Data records
※

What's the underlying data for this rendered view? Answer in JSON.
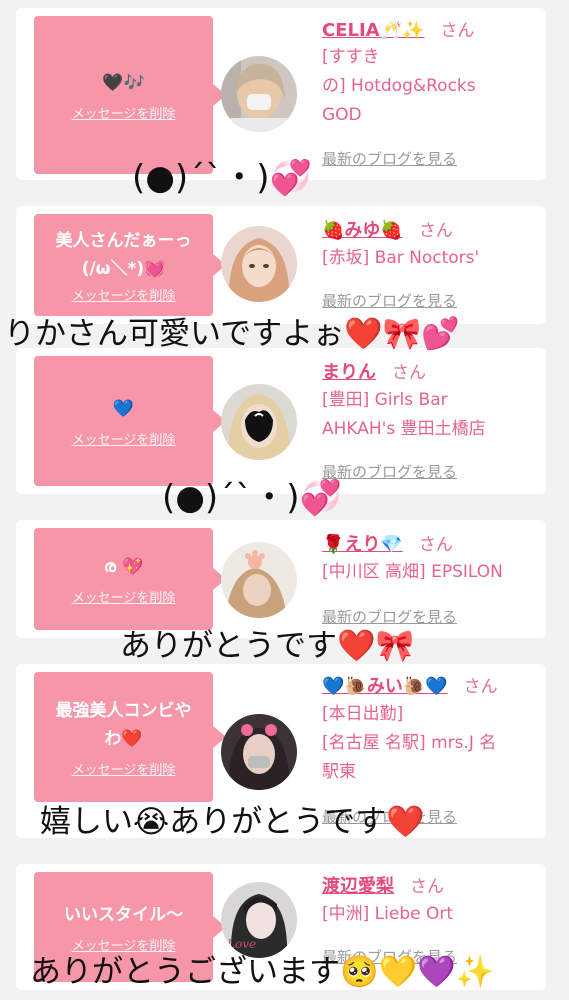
{
  "messages": [
    {
      "text": "🖤🎶",
      "delete_label": "メッセージを削除",
      "name": "CELIA🥂✨",
      "honorific": "さん",
      "shop_lines": [
        "[すすき",
        "の] Hotdog&Rocks",
        "GOD"
      ],
      "blog_link": "最新のブログを見る"
    },
    {
      "text_lines": [
        "美人さんだぁーっ",
        "(/ω＼*)💓"
      ],
      "delete_label": "メッセージを削除",
      "name": "🍓みゆ🍓",
      "honorific": "さん",
      "shop_lines": [
        "[赤坂] Bar Noctors'"
      ],
      "blog_link": "最新のブログを見る"
    },
    {
      "text": "💙",
      "delete_label": "メッセージを削除",
      "name": "まりん",
      "honorific": "さん",
      "shop_lines": [
        "[豊田] Girls Bar",
        "AHKAH's 豊田土橋店"
      ],
      "blog_link": "最新のブログを見る"
    },
    {
      "text": "ര 💖",
      "delete_label": "メッセージを削除",
      "name": "🌹えり💎",
      "honorific": "さん",
      "shop_lines": [
        "[中川区 高畑] EPSILON"
      ],
      "blog_link": "最新のブログを見る"
    },
    {
      "text_lines": [
        "最強美人コンビや",
        "わ❤️"
      ],
      "delete_label": "メッセージを削除",
      "name": "💙🐌みい🐌💙",
      "honorific": "さん",
      "shop_lines": [
        "[本日出勤]",
        "[名古屋 名駅] mrs.J 名",
        "駅東"
      ],
      "blog_link": "最新のブログを見る"
    },
    {
      "text": "いいスタイル〜",
      "delete_label": "メッセージを削除",
      "name": "渡辺愛梨",
      "honorific": "さん",
      "shop_lines": [
        "[中洲] Liebe Ort"
      ],
      "blog_link": "最新のブログを見る"
    }
  ],
  "overlays": [
    "(●)´`・)💞",
    "りかさん可愛いですよぉ❤️🎀💕",
    "(●)´`・)💞",
    "ありがとうです❤️🎀",
    "嬉しい😭ありがとうです❤️",
    "ありがとうございます🥺💛💜✨"
  ],
  "colors": {
    "bubble": "#f796a8",
    "name": "#e64a7a",
    "shop": "#e8638b",
    "background": "#f2f2f3"
  }
}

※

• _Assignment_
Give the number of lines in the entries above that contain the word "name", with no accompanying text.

• _Response box_
7